Search the records for lines with the word "World" and copy each match.

→ GIVEN RECORDS:
-------

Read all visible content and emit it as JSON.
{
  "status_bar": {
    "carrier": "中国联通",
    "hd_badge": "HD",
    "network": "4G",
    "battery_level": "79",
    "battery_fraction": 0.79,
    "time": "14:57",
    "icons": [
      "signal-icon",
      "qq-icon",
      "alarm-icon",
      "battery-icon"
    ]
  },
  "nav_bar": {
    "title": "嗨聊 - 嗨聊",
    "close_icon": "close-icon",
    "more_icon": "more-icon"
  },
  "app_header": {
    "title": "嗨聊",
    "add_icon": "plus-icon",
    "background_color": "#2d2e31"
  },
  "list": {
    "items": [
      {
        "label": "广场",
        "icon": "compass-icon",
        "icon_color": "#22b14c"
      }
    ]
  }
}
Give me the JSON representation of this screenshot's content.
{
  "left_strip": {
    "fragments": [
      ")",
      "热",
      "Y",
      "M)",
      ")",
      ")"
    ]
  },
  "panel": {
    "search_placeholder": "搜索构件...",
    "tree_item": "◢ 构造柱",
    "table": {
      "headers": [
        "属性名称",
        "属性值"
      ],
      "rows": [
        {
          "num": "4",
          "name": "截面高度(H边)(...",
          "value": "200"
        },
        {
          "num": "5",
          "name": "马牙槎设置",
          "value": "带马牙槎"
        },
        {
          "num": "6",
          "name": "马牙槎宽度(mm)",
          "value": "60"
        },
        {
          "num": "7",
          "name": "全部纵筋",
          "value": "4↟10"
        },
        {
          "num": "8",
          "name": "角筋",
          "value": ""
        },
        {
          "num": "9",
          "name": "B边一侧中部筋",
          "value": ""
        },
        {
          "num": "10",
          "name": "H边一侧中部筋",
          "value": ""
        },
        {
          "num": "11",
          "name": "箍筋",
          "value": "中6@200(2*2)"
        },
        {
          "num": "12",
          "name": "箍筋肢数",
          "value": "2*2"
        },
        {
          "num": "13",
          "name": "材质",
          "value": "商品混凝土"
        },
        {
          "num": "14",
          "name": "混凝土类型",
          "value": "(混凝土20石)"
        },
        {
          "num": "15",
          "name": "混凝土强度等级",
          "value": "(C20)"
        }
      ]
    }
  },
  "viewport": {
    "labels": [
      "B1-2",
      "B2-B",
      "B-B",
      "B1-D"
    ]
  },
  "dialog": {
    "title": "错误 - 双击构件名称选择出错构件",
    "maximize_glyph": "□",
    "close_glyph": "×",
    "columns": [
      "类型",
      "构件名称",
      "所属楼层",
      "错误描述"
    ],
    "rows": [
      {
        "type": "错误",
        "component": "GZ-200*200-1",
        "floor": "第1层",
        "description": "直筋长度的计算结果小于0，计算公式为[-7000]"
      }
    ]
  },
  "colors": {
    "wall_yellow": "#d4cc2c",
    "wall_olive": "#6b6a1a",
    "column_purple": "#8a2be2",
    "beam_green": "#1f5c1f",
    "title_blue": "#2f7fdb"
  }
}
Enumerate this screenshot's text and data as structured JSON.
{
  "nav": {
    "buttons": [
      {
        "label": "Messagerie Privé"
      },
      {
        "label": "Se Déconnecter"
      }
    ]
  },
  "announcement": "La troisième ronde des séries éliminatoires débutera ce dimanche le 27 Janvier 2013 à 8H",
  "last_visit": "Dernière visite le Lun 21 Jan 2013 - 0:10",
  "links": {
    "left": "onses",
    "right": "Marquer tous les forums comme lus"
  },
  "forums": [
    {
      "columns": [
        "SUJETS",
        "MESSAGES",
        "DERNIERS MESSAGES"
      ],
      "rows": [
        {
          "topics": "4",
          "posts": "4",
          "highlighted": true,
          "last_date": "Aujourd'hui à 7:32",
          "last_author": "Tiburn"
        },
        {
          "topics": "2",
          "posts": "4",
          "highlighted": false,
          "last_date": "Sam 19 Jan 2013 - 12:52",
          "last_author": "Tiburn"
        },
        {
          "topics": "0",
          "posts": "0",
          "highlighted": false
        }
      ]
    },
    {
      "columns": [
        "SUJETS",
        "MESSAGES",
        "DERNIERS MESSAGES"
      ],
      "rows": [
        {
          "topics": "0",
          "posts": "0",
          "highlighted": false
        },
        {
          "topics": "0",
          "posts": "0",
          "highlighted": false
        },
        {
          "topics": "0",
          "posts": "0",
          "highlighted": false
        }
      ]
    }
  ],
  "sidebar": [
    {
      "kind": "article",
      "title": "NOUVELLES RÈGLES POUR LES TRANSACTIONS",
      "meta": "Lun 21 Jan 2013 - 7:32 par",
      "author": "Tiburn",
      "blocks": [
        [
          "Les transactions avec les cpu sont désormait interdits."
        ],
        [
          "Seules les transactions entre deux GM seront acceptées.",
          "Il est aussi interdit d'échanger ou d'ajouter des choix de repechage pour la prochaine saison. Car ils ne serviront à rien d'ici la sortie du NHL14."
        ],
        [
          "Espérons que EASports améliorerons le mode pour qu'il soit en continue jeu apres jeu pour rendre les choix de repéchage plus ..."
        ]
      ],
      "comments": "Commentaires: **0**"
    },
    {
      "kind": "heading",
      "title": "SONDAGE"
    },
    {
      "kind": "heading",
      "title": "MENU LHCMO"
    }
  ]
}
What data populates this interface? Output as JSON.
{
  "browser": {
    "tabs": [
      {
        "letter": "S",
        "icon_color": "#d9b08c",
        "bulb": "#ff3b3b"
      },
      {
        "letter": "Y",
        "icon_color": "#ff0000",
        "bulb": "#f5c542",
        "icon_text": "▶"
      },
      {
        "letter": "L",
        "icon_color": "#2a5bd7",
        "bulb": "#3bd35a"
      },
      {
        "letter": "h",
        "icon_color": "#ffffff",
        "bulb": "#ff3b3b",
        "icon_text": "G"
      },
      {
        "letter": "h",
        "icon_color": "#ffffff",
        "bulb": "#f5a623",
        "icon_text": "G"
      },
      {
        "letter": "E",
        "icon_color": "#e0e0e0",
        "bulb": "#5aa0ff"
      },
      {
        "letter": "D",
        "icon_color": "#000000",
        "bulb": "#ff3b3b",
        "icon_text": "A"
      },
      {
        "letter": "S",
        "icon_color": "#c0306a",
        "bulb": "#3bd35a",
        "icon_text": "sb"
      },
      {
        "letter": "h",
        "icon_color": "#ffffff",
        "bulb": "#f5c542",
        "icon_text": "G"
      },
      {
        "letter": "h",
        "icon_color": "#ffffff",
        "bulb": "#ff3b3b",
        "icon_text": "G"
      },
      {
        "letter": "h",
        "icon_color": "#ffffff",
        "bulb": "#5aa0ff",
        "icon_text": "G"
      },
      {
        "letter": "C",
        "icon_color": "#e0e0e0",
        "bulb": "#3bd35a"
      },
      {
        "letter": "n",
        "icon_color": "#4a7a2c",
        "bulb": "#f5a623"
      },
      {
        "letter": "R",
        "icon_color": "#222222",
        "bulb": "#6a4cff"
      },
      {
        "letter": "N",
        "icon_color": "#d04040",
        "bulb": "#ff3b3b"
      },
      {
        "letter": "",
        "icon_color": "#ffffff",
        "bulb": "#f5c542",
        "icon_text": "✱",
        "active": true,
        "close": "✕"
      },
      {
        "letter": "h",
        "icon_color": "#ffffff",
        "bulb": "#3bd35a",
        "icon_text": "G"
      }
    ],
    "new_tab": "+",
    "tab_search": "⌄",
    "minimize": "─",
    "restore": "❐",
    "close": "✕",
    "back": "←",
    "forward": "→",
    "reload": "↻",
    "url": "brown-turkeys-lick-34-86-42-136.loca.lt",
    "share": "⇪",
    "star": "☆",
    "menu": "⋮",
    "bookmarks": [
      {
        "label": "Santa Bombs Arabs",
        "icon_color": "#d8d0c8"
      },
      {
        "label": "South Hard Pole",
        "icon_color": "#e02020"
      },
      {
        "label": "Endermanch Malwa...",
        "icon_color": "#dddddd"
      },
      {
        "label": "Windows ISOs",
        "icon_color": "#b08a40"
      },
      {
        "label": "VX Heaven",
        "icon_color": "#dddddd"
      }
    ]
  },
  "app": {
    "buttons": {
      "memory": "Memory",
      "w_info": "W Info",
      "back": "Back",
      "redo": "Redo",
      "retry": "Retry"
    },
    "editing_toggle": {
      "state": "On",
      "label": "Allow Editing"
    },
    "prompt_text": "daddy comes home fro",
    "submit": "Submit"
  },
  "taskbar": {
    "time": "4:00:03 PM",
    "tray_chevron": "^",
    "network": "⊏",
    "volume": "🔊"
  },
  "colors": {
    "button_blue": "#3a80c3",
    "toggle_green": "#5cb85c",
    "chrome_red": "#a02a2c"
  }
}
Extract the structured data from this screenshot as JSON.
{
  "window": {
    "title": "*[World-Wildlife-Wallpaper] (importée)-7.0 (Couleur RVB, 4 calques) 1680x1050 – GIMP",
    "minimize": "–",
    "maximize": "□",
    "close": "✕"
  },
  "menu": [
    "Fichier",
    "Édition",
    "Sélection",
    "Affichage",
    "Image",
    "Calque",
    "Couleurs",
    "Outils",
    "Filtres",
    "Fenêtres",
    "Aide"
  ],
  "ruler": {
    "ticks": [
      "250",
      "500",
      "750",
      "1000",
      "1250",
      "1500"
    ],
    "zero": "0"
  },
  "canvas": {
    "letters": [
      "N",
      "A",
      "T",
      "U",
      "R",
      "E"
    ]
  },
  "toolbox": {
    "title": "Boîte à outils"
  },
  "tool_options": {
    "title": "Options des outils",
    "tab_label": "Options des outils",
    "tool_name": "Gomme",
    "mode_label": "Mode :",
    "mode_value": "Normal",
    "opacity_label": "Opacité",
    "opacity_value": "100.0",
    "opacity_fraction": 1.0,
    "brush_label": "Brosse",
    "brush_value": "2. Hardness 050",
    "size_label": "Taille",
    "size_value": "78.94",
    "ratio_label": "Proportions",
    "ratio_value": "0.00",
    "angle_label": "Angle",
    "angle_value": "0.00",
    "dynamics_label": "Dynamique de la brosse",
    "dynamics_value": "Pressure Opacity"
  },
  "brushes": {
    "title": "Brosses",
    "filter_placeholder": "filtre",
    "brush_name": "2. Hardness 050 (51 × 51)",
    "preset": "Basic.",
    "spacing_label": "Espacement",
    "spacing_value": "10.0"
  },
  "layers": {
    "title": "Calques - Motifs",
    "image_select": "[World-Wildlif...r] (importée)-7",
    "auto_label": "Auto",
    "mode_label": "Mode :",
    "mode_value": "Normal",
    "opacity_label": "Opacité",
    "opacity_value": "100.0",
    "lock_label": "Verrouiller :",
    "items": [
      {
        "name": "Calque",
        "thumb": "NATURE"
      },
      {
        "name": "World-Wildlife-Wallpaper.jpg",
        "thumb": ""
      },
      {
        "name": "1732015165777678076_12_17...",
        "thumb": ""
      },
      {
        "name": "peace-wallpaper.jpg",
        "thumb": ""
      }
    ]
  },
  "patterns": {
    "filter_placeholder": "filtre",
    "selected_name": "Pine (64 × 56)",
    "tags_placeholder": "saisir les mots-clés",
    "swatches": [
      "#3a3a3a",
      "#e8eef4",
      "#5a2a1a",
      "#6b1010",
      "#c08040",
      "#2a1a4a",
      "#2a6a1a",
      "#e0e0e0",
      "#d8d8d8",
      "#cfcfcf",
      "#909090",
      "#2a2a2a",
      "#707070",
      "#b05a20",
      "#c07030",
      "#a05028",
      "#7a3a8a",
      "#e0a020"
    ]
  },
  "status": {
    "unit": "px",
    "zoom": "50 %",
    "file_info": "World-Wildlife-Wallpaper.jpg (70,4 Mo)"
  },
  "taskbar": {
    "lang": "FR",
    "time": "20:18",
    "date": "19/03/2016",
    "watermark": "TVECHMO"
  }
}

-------

→ FINISHED TASK:
    "title": "*[World-Wildlife-Wallpaper] (importée)-7.0 (Couleur RVB, 4 calques) 1680x1050 – GIMP",
    "image_select": "[World-Wildlif...r] (importée)-7",
        "name": "World-Wildlife-Wallpaper.jpg",
    "file_info": "World-Wildlife-Wallpaper.jpg (70,4 Mo)"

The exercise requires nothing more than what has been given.